Short Daily Exercise Lowers Depression Risk

Just 20 minutes of moderate to vigorous physical activity (MVPA) five days a week may reduce the symptoms and severity of depression. Researchers wanted to learn the least amount of exercise needed to fight depression.  

There is no agreement on how much physical activity is protective for depression overall, or how this may vary among adults with disease,” said lead author of the study Dr. Eamon Laird of the Univ. of Limerick. “For this work, we used 10 years’ worth of data from the Irish Longitudinal Study on Ageing which included information on depression, MVPA and other key health-related variables, such as disease, lifestyle factors and socio-economic status.”

The researchers found that just 20 minutes of activities like brisk walking or biking five days a week lowered the rate of depression symptoms by 16 percent and major depression by 43 percent. When people exercised for 120 minutes a day, the benefits increased to a 23 percent reduction in symptoms and a 49 percent lower chance of major depression. The results were the same for those with or without chronic illness.

The study was the largest to use people over 50 at high risk for depression. Dr. Laird said the research was “very relevant given the high prevalence of depression in our increasingly older adult population. Physical activity at lower doses than the World Health Organization recommends for overall health may offer protection against depressive symptoms and major depression. At minimum, try to engage in 20 minutes a day of moderate-intensity activity at least five days per week, with more benefits at higher doses. Try and build it into a routine with hobbies or activities you enjoy and try doing it with others as social interactions particularly with activity can also benefit mental health.”

Depression is linked to five to 10 percent of all medical treatments in Europe. People spend about $210.5 billion on treatment for depression in the U.S. every year. Finding ways to naturally lower levels of depression is key to a healthier population with lower medical costs.

Dr. Matthew Herring, the study’s principal investigator, stressed that it isn’t suggesting people exercise less. Just because as little as 20 minutes helps doesn’t mean folks should cut back if they exercise more than that. They are saying that more sedentary people can benefit from exercise, even if it’s below the recommended daily amount.

If you suffer from depression, exercise can be a helpful tool to help ease symptoms. However, it’s essential not to use physical activity in place of treatment from a doctor. If you struggle with your mood or mental health, speak to your doctor for medical advice and a treatment plan that includes exercise.

Banner image: Centre for Ageing Better via Pexels
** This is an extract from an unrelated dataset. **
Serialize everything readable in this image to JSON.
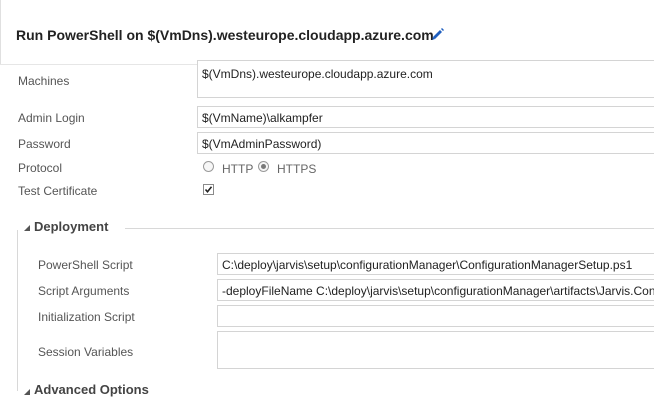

Related Posts

Thank you! Your submission has been received!
Please check your email to confirm your subscription.
Oops! Something went wrong while submitting the form
By clicking the "Subscribe" button you agree to our newsletter policy